• Data shown:
++++++++
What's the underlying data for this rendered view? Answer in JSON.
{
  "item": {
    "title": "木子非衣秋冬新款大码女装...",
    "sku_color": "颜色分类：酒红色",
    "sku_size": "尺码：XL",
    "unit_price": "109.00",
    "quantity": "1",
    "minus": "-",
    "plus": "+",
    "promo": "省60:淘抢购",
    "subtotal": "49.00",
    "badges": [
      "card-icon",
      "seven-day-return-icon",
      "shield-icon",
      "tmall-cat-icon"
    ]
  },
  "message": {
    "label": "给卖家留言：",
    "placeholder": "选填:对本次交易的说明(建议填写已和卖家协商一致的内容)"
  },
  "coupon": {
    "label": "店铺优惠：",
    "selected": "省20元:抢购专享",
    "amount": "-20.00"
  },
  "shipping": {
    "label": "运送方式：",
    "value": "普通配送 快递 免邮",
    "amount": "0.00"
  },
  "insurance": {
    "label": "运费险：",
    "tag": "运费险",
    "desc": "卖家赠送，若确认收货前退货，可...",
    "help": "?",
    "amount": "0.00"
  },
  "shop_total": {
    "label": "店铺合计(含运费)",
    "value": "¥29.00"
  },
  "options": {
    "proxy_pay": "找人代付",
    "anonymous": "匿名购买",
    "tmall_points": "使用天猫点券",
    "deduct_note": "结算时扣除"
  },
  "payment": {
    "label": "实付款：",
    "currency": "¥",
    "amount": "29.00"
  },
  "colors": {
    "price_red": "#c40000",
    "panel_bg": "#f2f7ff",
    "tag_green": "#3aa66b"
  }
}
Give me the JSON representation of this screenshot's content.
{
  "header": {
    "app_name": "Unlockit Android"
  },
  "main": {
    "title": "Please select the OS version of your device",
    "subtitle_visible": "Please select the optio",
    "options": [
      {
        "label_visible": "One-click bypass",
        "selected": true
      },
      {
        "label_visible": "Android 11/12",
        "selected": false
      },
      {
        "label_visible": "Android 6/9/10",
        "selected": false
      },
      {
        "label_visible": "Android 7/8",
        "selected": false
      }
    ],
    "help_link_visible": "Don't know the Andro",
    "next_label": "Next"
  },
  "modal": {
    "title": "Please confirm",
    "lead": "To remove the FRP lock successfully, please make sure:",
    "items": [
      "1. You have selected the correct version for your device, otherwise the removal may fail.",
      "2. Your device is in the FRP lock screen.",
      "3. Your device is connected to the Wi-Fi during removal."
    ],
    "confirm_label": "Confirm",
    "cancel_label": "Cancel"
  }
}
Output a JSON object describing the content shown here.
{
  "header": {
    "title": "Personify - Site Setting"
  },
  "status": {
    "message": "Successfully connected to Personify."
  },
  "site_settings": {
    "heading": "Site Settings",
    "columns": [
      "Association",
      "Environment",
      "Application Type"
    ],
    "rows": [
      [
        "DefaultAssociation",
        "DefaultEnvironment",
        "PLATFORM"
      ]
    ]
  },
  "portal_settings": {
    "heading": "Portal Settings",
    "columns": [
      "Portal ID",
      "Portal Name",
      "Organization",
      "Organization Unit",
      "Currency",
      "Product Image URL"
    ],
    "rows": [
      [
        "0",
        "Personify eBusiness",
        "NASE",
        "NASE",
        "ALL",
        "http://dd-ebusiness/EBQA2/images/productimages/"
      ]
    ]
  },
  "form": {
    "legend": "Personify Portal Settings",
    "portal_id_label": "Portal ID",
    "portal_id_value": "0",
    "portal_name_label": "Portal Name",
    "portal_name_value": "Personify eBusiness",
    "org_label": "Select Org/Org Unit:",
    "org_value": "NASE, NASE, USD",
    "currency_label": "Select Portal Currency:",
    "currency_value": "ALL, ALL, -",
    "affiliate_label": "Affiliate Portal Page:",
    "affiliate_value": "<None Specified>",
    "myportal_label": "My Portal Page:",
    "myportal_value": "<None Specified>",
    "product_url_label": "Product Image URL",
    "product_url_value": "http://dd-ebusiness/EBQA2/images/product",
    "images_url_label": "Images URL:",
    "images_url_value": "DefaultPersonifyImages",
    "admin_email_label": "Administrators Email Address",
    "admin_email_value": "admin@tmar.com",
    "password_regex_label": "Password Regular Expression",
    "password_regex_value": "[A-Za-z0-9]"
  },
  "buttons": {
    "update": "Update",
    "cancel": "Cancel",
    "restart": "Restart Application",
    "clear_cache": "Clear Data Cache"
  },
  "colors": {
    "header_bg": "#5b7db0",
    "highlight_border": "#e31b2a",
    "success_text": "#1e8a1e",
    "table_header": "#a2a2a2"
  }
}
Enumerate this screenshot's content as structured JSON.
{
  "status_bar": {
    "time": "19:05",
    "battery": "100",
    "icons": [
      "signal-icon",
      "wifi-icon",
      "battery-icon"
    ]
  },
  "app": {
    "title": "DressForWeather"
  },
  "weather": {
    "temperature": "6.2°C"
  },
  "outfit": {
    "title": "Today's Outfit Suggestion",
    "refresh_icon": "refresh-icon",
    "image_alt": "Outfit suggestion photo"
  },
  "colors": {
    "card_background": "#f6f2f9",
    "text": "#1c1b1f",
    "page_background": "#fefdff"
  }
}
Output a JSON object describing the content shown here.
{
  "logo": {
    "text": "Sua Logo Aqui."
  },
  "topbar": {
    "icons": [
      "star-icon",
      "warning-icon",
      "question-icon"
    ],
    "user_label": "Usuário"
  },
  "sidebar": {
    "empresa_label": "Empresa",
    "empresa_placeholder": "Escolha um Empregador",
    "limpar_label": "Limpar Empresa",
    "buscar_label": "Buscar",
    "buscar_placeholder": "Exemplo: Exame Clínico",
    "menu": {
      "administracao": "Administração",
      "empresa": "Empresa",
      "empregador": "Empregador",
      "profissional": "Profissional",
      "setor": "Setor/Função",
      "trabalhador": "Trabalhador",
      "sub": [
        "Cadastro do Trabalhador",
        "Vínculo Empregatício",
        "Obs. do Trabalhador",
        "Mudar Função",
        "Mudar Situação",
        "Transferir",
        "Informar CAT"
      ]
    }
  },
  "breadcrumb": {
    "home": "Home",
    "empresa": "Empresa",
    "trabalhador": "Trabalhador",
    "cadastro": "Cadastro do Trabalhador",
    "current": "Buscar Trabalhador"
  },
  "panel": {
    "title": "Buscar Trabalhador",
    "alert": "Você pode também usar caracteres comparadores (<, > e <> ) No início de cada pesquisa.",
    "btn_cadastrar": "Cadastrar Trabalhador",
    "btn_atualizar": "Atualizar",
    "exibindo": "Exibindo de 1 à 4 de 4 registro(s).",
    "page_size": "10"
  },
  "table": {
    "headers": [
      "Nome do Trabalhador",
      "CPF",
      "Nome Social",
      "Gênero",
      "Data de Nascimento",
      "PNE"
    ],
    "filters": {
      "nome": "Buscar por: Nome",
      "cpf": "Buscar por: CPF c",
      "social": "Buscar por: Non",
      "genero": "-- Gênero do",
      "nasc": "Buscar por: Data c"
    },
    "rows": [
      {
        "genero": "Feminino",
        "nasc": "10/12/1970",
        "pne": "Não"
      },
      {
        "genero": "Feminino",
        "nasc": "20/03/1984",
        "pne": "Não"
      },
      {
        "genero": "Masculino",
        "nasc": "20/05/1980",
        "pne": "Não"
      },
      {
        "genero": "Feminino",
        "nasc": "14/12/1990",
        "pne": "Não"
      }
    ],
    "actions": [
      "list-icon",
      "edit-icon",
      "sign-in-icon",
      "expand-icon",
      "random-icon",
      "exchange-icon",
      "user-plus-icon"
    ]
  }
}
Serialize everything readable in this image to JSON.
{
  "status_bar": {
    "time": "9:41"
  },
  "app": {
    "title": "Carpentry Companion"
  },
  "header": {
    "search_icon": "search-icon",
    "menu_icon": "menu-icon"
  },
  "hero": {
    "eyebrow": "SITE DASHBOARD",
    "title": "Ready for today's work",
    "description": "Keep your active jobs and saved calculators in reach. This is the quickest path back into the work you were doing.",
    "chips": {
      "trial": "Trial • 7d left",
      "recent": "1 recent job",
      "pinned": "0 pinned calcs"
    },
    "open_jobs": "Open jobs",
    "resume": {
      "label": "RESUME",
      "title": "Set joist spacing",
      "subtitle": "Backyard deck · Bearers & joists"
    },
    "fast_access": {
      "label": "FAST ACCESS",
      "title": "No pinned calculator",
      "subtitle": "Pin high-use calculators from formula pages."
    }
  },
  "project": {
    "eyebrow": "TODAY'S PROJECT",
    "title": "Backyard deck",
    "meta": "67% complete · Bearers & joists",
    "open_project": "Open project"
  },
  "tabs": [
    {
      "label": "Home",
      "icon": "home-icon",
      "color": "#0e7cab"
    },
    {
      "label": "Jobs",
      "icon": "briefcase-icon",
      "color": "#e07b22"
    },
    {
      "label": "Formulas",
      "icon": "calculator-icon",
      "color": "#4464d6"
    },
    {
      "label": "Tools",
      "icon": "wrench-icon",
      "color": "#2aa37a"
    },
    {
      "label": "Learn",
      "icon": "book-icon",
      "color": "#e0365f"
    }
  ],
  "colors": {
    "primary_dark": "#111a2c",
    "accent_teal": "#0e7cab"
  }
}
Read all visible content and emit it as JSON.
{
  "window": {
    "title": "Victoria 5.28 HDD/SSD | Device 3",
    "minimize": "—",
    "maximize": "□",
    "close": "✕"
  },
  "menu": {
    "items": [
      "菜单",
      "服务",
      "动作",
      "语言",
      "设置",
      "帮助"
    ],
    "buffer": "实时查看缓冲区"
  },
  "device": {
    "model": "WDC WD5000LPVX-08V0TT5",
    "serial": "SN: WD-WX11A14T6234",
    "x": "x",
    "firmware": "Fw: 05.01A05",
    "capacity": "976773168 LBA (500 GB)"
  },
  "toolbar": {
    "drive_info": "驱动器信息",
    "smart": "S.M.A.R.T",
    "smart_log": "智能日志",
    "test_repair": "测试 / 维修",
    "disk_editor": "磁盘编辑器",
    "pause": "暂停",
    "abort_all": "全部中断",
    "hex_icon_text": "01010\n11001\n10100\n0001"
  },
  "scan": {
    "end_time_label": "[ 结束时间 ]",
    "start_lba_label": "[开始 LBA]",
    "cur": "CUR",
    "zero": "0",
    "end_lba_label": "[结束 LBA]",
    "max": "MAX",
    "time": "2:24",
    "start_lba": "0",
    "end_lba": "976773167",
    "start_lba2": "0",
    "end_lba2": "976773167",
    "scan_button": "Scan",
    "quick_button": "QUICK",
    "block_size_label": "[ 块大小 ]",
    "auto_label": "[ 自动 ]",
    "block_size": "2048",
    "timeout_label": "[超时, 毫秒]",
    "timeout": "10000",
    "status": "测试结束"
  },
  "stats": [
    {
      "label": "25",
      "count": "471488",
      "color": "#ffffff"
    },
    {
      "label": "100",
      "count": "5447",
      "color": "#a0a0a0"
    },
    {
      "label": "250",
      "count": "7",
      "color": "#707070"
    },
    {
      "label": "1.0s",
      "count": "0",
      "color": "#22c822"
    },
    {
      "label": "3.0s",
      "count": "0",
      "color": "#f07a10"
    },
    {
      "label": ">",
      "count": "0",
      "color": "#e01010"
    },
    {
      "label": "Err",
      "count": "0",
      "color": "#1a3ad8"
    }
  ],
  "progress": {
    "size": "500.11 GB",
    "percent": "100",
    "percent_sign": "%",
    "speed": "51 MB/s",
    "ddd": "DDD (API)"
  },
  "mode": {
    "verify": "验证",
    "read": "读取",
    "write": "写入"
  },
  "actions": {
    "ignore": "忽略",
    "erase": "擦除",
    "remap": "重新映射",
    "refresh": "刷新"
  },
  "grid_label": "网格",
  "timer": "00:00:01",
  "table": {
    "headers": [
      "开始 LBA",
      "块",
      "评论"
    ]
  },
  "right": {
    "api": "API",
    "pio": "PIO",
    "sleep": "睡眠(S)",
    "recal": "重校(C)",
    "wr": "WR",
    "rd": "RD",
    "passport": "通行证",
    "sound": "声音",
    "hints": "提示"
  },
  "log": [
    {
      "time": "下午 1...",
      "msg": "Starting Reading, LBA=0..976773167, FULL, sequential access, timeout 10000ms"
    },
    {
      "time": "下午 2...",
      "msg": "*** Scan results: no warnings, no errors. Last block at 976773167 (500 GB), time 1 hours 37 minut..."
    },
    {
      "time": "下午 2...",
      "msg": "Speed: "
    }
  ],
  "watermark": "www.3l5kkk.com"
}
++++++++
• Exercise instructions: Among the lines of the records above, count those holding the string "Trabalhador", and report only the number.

• Answer below: 9